(Data records for software interfaces)
---+---

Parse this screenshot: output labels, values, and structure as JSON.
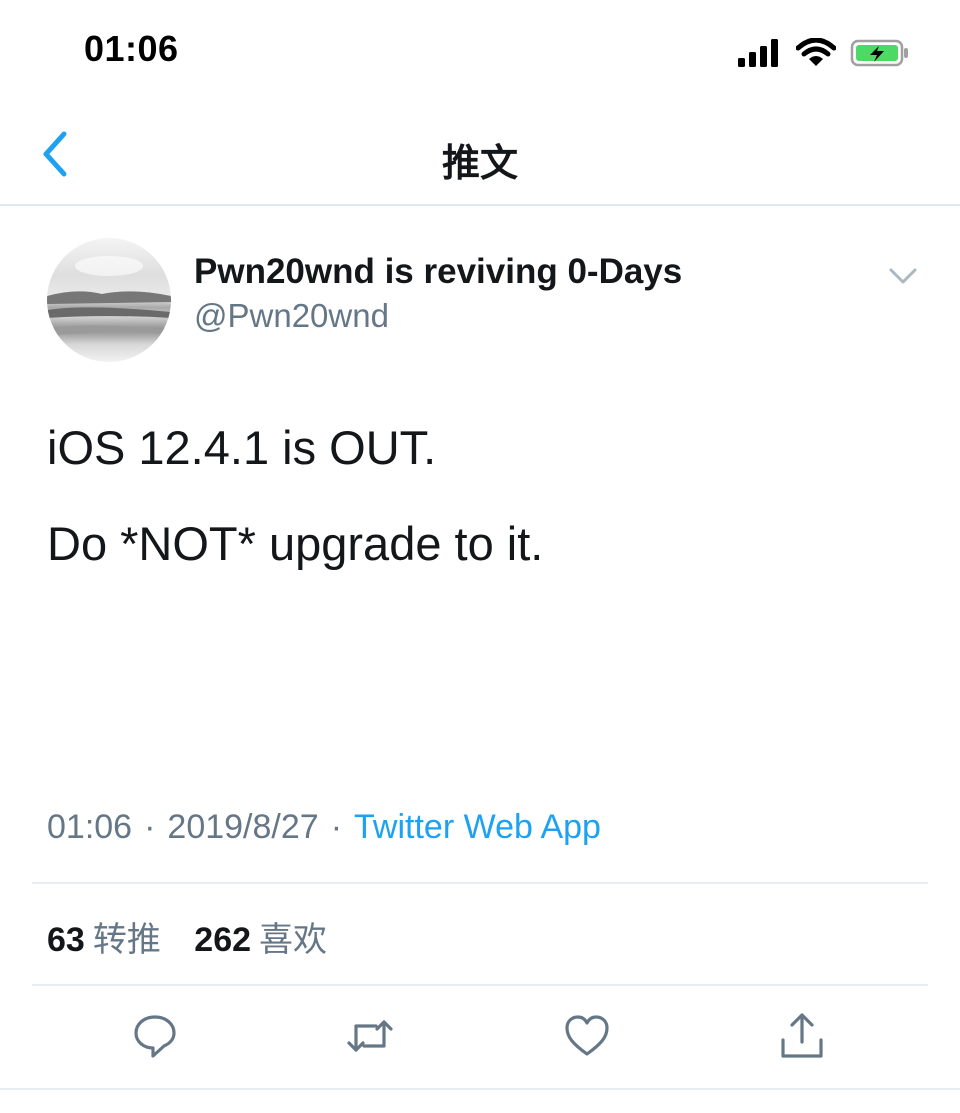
{
  "status_bar": {
    "time": "01:06"
  },
  "nav": {
    "title": "推文"
  },
  "tweet": {
    "display_name": "Pwn20wnd is reviving 0-Days",
    "handle": "@Pwn20wnd",
    "text_lines": [
      "iOS 12.4.1 is OUT.",
      "Do *NOT* upgrade to it."
    ],
    "time": "01:06",
    "date": "2019/8/27",
    "separator": "·",
    "source": "Twitter Web App"
  },
  "stats": {
    "retweets_count": "63",
    "retweets_label": "转推",
    "likes_count": "262",
    "likes_label": "喜欢"
  },
  "icons": {
    "back": "chevron-left-icon",
    "caret": "chevron-down-icon",
    "reply": "reply-icon",
    "retweet": "retweet-icon",
    "like": "heart-icon",
    "share": "share-icon"
  },
  "colors": {
    "accent": "#1da1f2",
    "secondary_text": "#657786",
    "primary_text": "#14171a",
    "battery_green": "#4cd964"
  }
}
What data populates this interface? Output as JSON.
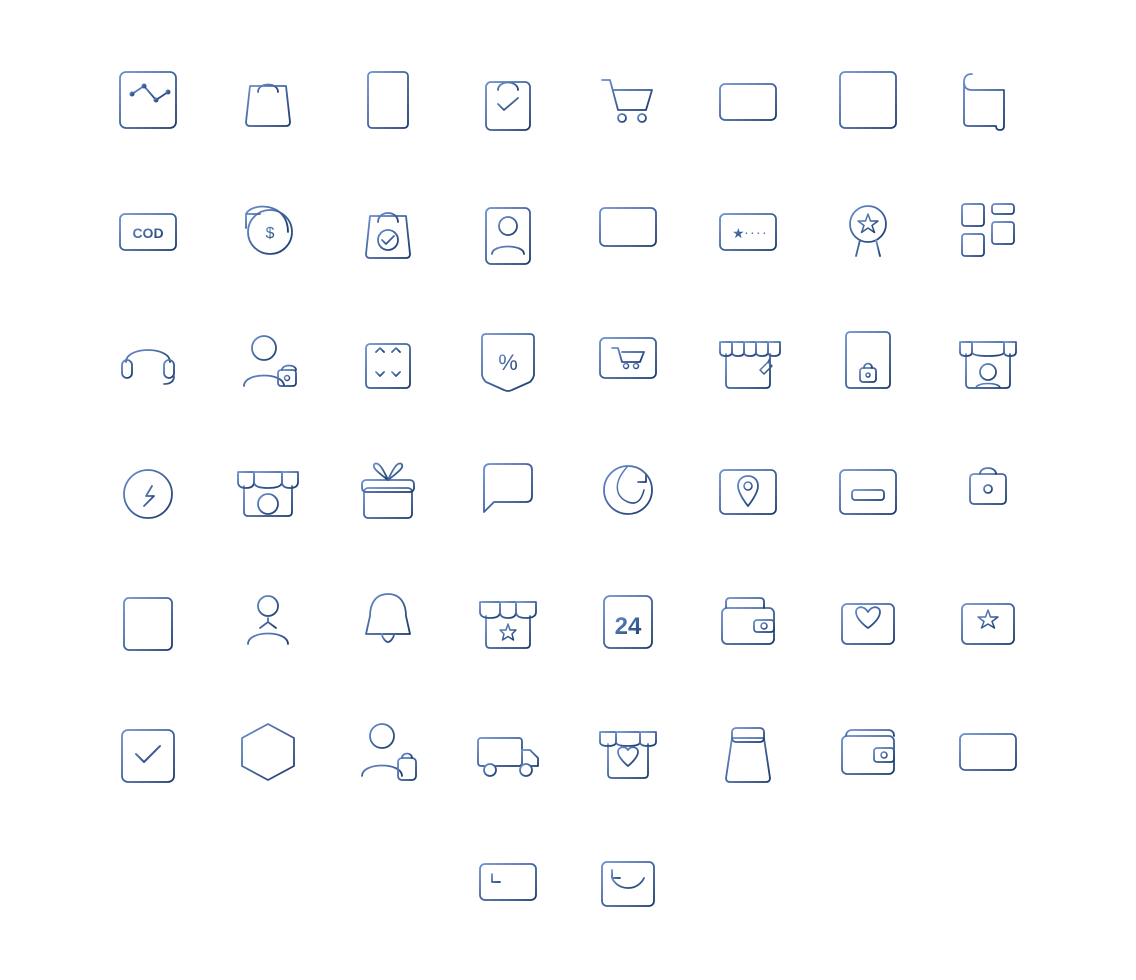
{
  "icons": [
    {
      "name": "analytics-chart-icon",
      "row": 1,
      "col": 1
    },
    {
      "name": "shopping-bag-icon",
      "row": 1,
      "col": 2
    },
    {
      "name": "receipt-icon",
      "row": 1,
      "col": 3
    },
    {
      "name": "order-confirmed-icon",
      "row": 1,
      "col": 4
    },
    {
      "name": "shopping-cart-icon",
      "row": 1,
      "col": 5
    },
    {
      "name": "credit-card-icon",
      "row": 1,
      "col": 6
    },
    {
      "name": "barcode-icon",
      "row": 1,
      "col": 7
    },
    {
      "name": "scroll-document-icon",
      "row": 1,
      "col": 8
    },
    {
      "name": "cod-icon",
      "row": 2,
      "col": 1
    },
    {
      "name": "refund-icon",
      "row": 2,
      "col": 2
    },
    {
      "name": "bag-check-icon",
      "row": 2,
      "col": 3
    },
    {
      "name": "user-card-icon",
      "row": 2,
      "col": 4
    },
    {
      "name": "monitor-icon",
      "row": 2,
      "col": 5
    },
    {
      "name": "loyalty-card-icon",
      "row": 2,
      "col": 6
    },
    {
      "name": "award-star-icon",
      "row": 2,
      "col": 7
    },
    {
      "name": "layout-grid-icon",
      "row": 2,
      "col": 8
    },
    {
      "name": "headset-icon",
      "row": 3,
      "col": 1
    },
    {
      "name": "user-lock-icon",
      "row": 3,
      "col": 2
    },
    {
      "name": "package-icon",
      "row": 3,
      "col": 3
    },
    {
      "name": "discount-tag-icon",
      "row": 3,
      "col": 4
    },
    {
      "name": "cart-screen-icon",
      "row": 3,
      "col": 5
    },
    {
      "name": "store-edit-icon",
      "row": 3,
      "col": 6
    },
    {
      "name": "document-lock-icon",
      "row": 3,
      "col": 7
    },
    {
      "name": "shop-user-icon",
      "row": 3,
      "col": 8
    },
    {
      "name": "flash-timer-icon",
      "row": 4,
      "col": 1
    },
    {
      "name": "store-add-icon",
      "row": 4,
      "col": 2
    },
    {
      "name": "gift-icon",
      "row": 4,
      "col": 3
    },
    {
      "name": "chat-icon",
      "row": 4,
      "col": 4
    },
    {
      "name": "global-refresh-icon",
      "row": 4,
      "col": 5
    },
    {
      "name": "location-map-icon",
      "row": 4,
      "col": 6
    },
    {
      "name": "scale-icon",
      "row": 4,
      "col": 7
    },
    {
      "name": "locker-icon",
      "row": 4,
      "col": 8
    },
    {
      "name": "list-icon",
      "row": 5,
      "col": 1
    },
    {
      "name": "location-person-icon",
      "row": 5,
      "col": 2
    },
    {
      "name": "bell-icon",
      "row": 5,
      "col": 3
    },
    {
      "name": "star-store-icon",
      "row": 5,
      "col": 4
    },
    {
      "name": "24hours-icon",
      "row": 5,
      "col": 5
    },
    {
      "name": "wallet-receipt-icon",
      "row": 5,
      "col": 6
    },
    {
      "name": "heart-wallet-icon",
      "row": 5,
      "col": 7
    },
    {
      "name": "star-wallet-icon",
      "row": 5,
      "col": 8
    },
    {
      "name": "confirmed-box-icon",
      "row": 6,
      "col": 1
    },
    {
      "name": "box-3d-icon",
      "row": 6,
      "col": 2
    },
    {
      "name": "user-bag-icon",
      "row": 6,
      "col": 3
    },
    {
      "name": "delivery-truck-icon",
      "row": 6,
      "col": 4
    },
    {
      "name": "heart-store-icon",
      "row": 6,
      "col": 5
    },
    {
      "name": "takeout-bag-icon",
      "row": 6,
      "col": 6
    },
    {
      "name": "wallet-icon",
      "row": 6,
      "col": 7
    },
    {
      "name": "card-fold-icon",
      "row": 6,
      "col": 8
    },
    {
      "name": "card-back-icon",
      "row": 7,
      "col": 4
    },
    {
      "name": "return-box-icon",
      "row": 7,
      "col": 5
    }
  ]
}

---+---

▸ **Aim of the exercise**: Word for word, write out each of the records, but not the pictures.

▸ **Reply to the exercise**:
Parse this screenshot: output labels, values, and structure as JSON.
{
  "status_bar": {
    "time": "01:06"
  },
  "nav": {
    "title": "推文"
  },
  "tweet": {
    "display_name": "Pwn20wnd is reviving 0-Days",
    "handle": "@Pwn20wnd",
    "text_lines": [
      "iOS 12.4.1 is OUT.",
      "Do *NOT* upgrade to it."
    ],
    "time": "01:06",
    "date": "2019/8/27",
    "separator": "·",
    "source": "Twitter Web App"
  },
  "stats": {
    "retweets_count": "63",
    "retweets_label": "转推",
    "likes_count": "262",
    "likes_label": "喜欢"
  },
  "icons": {
    "back": "chevron-left-icon",
    "caret": "chevron-down-icon",
    "reply": "reply-icon",
    "retweet": "retweet-icon",
    "like": "heart-icon",
    "share": "share-icon"
  },
  "colors": {
    "accent": "#1da1f2",
    "secondary_text": "#657786",
    "primary_text": "#14171a",
    "battery_green": "#4cd964"
  }
}
What data populates this interface? Output as JSON.
{
  "icons": [
    {
      "name": "analytics-chart-icon",
      "row": 1,
      "col": 1
    },
    {
      "name": "shopping-bag-icon",
      "row": 1,
      "col": 2
    },
    {
      "name": "receipt-icon",
      "row": 1,
      "col": 3
    },
    {
      "name": "order-confirmed-icon",
      "row": 1,
      "col": 4
    },
    {
      "name": "shopping-cart-icon",
      "row": 1,
      "col": 5
    },
    {
      "name": "credit-card-icon",
      "row": 1,
      "col": 6
    },
    {
      "name": "barcode-icon",
      "row": 1,
      "col": 7
    },
    {
      "name": "scroll-document-icon",
      "row": 1,
      "col": 8
    },
    {
      "name": "cod-icon",
      "row": 2,
      "col": 1
    },
    {
      "name": "refund-icon",
      "row": 2,
      "col": 2
    },
    {
      "name": "bag-check-icon",
      "row": 2,
      "col": 3
    },
    {
      "name": "user-card-icon",
      "row": 2,
      "col": 4
    },
    {
      "name": "monitor-icon",
      "row": 2,
      "col": 5
    },
    {
      "name": "loyalty-card-icon",
      "row": 2,
      "col": 6
    },
    {
      "name": "award-star-icon",
      "row": 2,
      "col": 7
    },
    {
      "name": "layout-grid-icon",
      "row": 2,
      "col": 8
    },
    {
      "name": "headset-icon",
      "row": 3,
      "col": 1
    },
    {
      "name": "user-lock-icon",
      "row": 3,
      "col": 2
    },
    {
      "name": "package-icon",
      "row": 3,
      "col": 3
    },
    {
      "name": "discount-tag-icon",
      "row": 3,
      "col": 4
    },
    {
      "name": "cart-screen-icon",
      "row": 3,
      "col": 5
    },
    {
      "name": "store-edit-icon",
      "row": 3,
      "col": 6
    },
    {
      "name": "document-lock-icon",
      "row": 3,
      "col": 7
    },
    {
      "name": "shop-user-icon",
      "row": 3,
      "col": 8
    },
    {
      "name": "flash-timer-icon",
      "row": 4,
      "col": 1
    },
    {
      "name": "store-add-icon",
      "row": 4,
      "col": 2
    },
    {
      "name": "gift-icon",
      "row": 4,
      "col": 3
    },
    {
      "name": "chat-icon",
      "row": 4,
      "col": 4
    },
    {
      "name": "global-refresh-icon",
      "row": 4,
      "col": 5
    },
    {
      "name": "location-map-icon",
      "row": 4,
      "col": 6
    },
    {
      "name": "scale-icon",
      "row": 4,
      "col": 7
    },
    {
      "name": "locker-icon",
      "row": 4,
      "col": 8
    },
    {
      "name": "list-icon",
      "row": 5,
      "col": 1
    },
    {
      "name": "location-person-icon",
      "row": 5,
      "col": 2
    },
    {
      "name": "bell-icon",
      "row": 5,
      "col": 3
    },
    {
      "name": "star-store-icon",
      "row": 5,
      "col": 4
    },
    {
      "name": "24hours-icon",
      "row": 5,
      "col": 5
    },
    {
      "name": "wallet-receipt-icon",
      "row": 5,
      "col": 6
    },
    {
      "name": "heart-wallet-icon",
      "row": 5,
      "col": 7
    },
    {
      "name": "star-wallet-icon",
      "row": 5,
      "col": 8
    },
    {
      "name": "confirmed-box-icon",
      "row": 6,
      "col": 1
    },
    {
      "name": "box-3d-icon",
      "row": 6,
      "col": 2
    },
    {
      "name": "user-bag-icon",
      "row": 6,
      "col": 3
    },
    {
      "name": "delivery-truck-icon",
      "row": 6,
      "col": 4
    },
    {
      "name": "heart-store-icon",
      "row": 6,
      "col": 5
    },
    {
      "name": "takeout-bag-icon",
      "row": 6,
      "col": 6
    },
    {
      "name": "wallet-icon",
      "row": 6,
      "col": 7
    },
    {
      "name": "card-fold-icon",
      "row": 6,
      "col": 8
    },
    {
      "name": "card-back-icon",
      "row": 7,
      "col": 4
    },
    {
      "name": "return-box-icon",
      "row": 7,
      "col": 5
    }
  ]
}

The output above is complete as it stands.